■ **BRIEF**
Using the listing that follows, filter out every line lacking the string "screenshot" and return the rest.
━━━━━━━━━━━━━━━━━━━━━━━━━━━━━━
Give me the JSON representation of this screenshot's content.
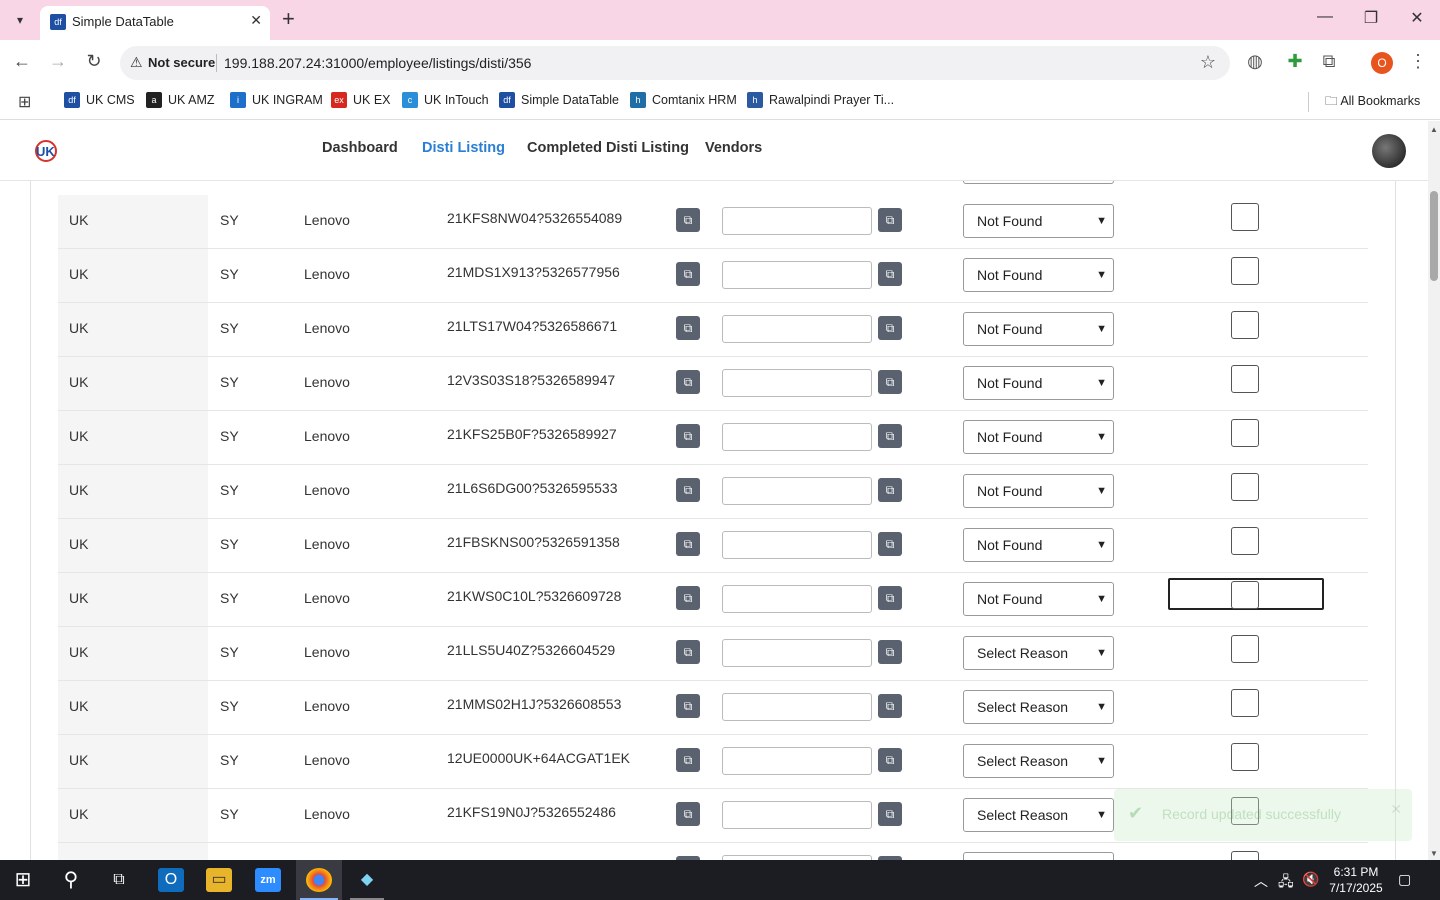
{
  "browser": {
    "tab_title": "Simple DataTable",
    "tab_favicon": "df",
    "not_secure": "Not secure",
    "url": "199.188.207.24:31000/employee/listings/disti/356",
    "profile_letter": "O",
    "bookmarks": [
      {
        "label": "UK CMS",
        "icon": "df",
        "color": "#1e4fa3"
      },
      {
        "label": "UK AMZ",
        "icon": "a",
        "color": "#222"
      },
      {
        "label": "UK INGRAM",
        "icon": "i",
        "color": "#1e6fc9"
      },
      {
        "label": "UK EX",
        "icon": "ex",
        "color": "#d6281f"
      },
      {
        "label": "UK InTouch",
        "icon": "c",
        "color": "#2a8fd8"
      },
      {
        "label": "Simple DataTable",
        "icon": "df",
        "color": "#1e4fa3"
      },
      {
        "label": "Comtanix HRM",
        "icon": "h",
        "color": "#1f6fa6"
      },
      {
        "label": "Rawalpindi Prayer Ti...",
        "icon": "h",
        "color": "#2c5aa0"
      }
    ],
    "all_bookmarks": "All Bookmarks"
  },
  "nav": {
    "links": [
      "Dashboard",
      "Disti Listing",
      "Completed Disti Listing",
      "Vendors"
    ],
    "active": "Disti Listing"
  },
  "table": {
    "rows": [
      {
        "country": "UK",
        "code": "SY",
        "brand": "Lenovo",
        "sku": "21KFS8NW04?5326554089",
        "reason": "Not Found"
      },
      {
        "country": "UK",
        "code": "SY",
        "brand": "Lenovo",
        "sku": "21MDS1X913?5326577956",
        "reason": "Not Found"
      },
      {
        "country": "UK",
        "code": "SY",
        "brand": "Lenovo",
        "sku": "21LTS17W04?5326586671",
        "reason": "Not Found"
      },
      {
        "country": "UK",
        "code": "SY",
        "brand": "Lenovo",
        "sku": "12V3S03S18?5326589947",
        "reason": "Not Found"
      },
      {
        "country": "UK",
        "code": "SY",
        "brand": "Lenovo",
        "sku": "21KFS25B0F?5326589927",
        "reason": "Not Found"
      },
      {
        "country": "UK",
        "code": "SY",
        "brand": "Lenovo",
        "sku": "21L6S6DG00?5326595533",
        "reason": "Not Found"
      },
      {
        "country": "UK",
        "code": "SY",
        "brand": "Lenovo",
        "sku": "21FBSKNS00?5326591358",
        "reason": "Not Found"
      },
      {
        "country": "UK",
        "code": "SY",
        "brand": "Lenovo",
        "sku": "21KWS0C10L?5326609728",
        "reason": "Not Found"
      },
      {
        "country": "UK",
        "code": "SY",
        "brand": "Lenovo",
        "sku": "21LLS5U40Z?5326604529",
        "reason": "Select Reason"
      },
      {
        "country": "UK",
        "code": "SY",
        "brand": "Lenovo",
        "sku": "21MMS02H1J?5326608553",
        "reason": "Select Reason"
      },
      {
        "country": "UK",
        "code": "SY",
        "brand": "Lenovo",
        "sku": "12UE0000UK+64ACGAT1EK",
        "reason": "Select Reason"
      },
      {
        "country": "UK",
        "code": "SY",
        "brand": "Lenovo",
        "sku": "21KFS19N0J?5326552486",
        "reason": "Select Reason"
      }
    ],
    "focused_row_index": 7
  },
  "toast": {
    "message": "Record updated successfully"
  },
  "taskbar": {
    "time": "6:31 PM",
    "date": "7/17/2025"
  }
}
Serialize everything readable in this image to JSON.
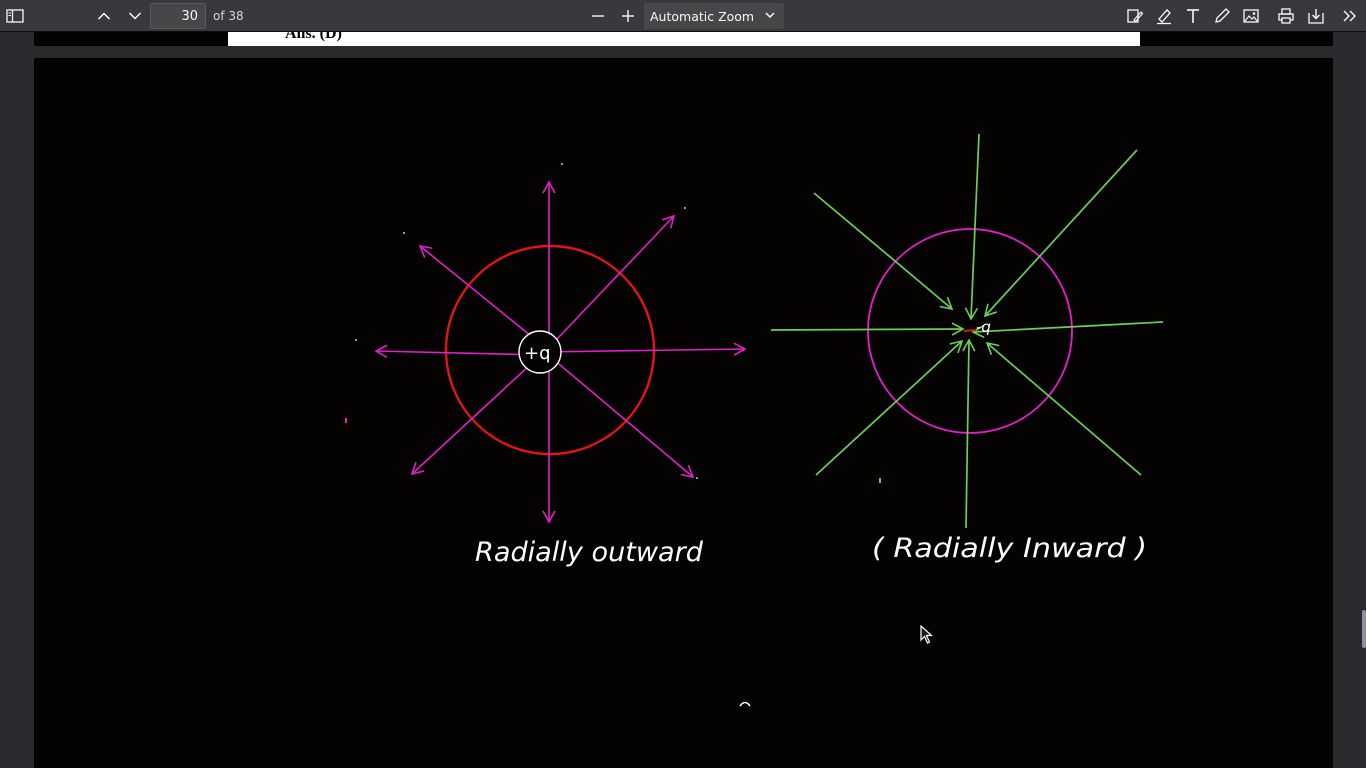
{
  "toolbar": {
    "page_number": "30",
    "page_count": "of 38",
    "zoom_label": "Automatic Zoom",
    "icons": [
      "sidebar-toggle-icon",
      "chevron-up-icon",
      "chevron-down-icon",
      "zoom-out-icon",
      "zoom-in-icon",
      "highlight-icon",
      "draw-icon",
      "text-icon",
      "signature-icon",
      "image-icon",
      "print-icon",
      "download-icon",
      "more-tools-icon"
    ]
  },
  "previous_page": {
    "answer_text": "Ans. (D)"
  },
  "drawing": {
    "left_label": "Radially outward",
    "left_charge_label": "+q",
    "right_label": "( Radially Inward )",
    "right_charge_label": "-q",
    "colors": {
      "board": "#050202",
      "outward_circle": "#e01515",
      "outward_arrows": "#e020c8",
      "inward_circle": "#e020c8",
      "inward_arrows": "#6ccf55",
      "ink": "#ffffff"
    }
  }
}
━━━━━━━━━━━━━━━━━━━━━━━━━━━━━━
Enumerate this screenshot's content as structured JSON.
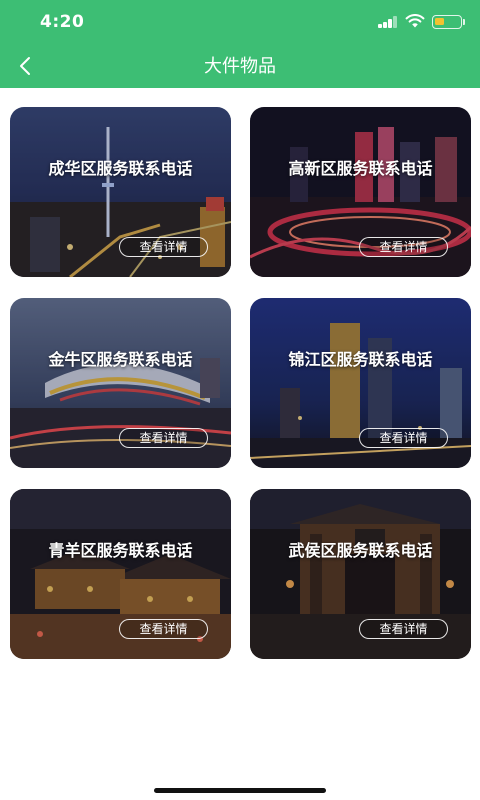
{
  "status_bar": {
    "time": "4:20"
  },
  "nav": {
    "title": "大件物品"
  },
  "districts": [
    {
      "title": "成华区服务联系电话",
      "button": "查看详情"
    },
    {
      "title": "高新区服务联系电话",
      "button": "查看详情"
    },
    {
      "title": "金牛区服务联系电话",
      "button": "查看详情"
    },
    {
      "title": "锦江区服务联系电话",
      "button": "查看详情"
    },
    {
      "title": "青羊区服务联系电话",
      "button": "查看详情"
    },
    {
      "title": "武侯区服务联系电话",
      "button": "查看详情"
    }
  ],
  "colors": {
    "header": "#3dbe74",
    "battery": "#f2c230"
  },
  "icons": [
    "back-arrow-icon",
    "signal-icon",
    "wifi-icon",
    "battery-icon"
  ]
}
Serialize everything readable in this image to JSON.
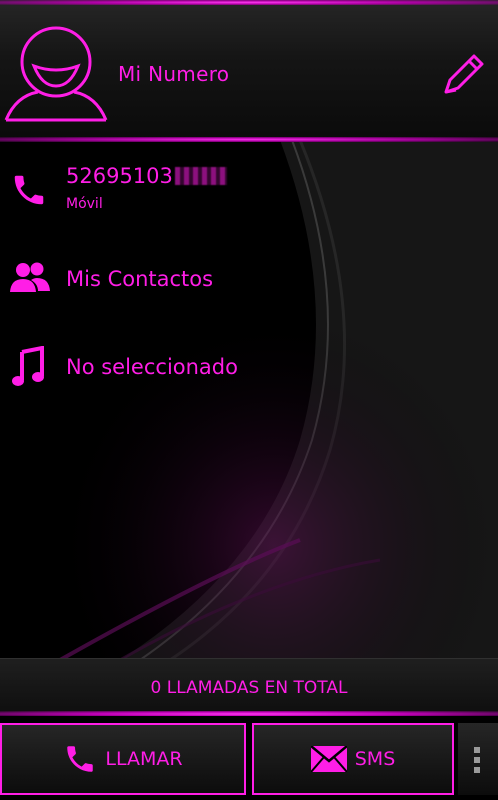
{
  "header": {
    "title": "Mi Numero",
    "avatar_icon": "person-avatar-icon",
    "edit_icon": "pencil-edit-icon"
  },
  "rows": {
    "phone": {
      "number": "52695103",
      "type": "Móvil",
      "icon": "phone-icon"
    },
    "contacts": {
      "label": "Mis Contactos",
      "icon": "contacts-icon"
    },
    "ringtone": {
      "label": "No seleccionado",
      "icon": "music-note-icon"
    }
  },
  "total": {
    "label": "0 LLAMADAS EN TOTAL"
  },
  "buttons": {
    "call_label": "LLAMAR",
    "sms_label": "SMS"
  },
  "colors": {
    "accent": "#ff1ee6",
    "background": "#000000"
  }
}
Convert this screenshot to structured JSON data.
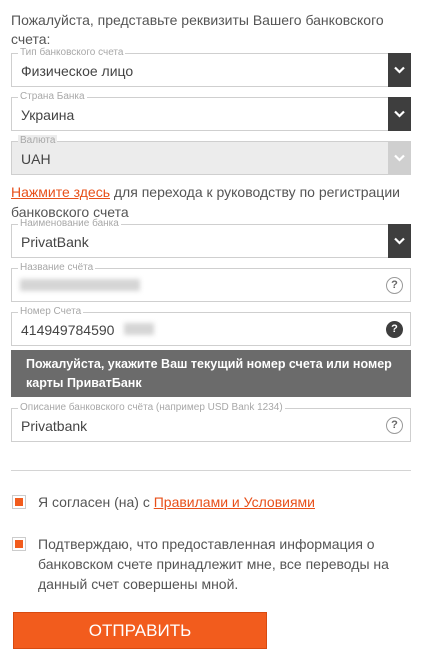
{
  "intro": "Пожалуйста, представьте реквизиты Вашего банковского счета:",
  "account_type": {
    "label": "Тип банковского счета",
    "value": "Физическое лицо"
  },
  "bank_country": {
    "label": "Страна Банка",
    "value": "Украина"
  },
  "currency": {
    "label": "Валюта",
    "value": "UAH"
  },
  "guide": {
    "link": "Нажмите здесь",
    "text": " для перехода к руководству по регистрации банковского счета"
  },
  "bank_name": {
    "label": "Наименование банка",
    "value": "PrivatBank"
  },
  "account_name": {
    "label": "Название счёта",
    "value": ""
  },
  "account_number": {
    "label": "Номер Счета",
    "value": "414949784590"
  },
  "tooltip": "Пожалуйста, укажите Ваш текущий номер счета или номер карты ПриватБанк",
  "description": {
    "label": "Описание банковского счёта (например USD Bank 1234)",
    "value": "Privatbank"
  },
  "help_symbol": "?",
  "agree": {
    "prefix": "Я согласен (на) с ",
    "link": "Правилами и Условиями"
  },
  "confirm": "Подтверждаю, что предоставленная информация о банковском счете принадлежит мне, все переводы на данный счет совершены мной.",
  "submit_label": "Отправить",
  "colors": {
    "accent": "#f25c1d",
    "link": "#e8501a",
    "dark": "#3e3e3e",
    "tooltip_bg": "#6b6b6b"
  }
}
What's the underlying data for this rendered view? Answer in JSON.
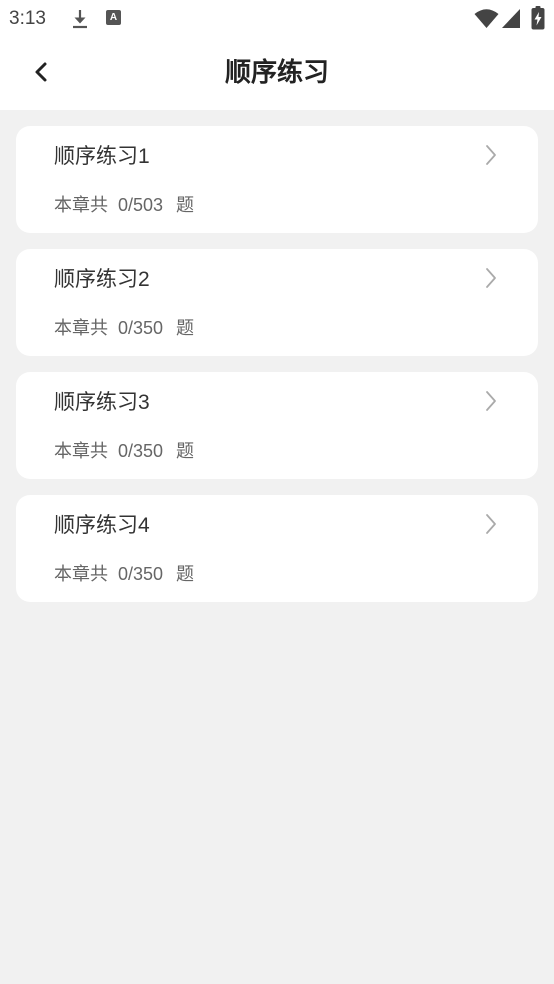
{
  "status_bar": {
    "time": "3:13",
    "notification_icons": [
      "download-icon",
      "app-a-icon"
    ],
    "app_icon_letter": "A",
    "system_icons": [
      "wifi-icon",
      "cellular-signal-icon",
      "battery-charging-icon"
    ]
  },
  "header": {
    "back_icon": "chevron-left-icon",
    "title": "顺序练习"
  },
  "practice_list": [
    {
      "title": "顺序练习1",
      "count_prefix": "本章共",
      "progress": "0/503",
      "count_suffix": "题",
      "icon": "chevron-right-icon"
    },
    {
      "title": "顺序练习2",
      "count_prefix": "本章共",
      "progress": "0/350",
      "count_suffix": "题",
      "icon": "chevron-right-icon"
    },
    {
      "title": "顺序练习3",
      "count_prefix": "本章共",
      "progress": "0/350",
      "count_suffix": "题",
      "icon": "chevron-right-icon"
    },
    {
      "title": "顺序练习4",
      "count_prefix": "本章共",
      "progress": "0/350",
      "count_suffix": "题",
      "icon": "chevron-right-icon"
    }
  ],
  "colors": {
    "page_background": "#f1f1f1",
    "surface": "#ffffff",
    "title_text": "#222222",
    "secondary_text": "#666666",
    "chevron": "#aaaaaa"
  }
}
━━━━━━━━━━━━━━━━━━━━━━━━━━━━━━
■ **YOUR RESPONSE**
Give me the JSON representation of this screenshot's content.
Enumerate this screenshot's content as structured JSON.
Convert this screenshot to structured JSON data.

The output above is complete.